2009

Every now and then, you'll happen across a company that thinks long-term, or at least tries. All too often during bad economies, you see the "everything but the kitchen sink" approach, where companies just want butts-out-of-seats. But sometimes it has to be more than a numbers' game; in fact. It just makes business sense to keep your best talent if you want a company to survive an economic downturn. Right?

So it's encouraging to see CIO Insight offering some thoughts on the novel concept of not just keeping your talent on board, but keeping them happy, too.

As I go through the list, I look at companies where I worked that went through layoffs. Truth be told, I'm not sure much, if any, of this advice was heeded. For example, CIO Insight suggests that you analyze who the all-stars are on the team. It also suggests that you keep these stars reassured about their position, though I'm not sure to what extent this is possible.

So, have you ever held on to your jobs after a round of layoffs? Did you feel good about it or, like most of us, did you just figure yourself safe until the next round? Keeping morale high, or even alive, in such situations is hard.

To get to the level of comfort described in the article, companies will have to prevent these start players with a solid plan that illustrates a clear way forward. Instability leads to doubt, which leads to the top guys (who often have some money, even more confidence and the best chance of finding a position elsewhere) to start looking for a new job.

In my experience, once people start looking, they usually do not stop until they find something else.

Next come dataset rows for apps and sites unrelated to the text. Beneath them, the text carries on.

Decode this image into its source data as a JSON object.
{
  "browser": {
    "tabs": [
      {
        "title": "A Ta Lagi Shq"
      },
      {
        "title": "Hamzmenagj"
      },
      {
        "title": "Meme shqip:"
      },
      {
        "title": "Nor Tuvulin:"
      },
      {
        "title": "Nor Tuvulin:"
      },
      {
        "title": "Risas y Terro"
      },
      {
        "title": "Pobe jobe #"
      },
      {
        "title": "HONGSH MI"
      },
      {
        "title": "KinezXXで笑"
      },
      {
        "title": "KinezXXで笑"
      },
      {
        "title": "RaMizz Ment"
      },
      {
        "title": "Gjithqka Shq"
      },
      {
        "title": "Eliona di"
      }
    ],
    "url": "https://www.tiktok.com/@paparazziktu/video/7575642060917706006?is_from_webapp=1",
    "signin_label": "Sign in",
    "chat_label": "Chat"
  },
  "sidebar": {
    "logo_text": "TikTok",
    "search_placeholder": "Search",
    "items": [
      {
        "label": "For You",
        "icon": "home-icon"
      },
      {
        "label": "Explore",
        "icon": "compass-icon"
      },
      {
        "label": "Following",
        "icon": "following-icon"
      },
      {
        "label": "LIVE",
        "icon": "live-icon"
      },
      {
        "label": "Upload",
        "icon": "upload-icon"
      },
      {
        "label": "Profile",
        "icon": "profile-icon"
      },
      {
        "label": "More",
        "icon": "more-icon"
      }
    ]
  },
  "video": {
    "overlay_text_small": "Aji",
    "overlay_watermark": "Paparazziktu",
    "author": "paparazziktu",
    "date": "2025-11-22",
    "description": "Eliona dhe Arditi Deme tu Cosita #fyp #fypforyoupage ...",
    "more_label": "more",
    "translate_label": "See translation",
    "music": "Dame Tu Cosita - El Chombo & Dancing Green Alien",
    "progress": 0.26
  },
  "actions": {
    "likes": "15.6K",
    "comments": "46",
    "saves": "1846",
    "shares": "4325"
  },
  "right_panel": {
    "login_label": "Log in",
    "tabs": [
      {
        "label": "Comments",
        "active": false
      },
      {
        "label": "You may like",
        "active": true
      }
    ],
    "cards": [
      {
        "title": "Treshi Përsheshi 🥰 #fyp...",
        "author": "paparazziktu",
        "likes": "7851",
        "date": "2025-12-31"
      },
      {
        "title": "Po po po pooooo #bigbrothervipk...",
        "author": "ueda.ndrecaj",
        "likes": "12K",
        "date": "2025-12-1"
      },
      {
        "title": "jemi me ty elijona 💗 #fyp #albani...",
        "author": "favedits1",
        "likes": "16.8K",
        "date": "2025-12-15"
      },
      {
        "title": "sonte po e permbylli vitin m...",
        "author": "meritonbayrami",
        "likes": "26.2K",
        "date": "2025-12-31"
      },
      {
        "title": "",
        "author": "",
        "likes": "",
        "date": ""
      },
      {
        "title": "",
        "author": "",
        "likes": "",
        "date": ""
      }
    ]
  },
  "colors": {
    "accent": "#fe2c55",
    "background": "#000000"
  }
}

So as helpful and well-intended the article may be, it seems like a more pragmatic list might be in order.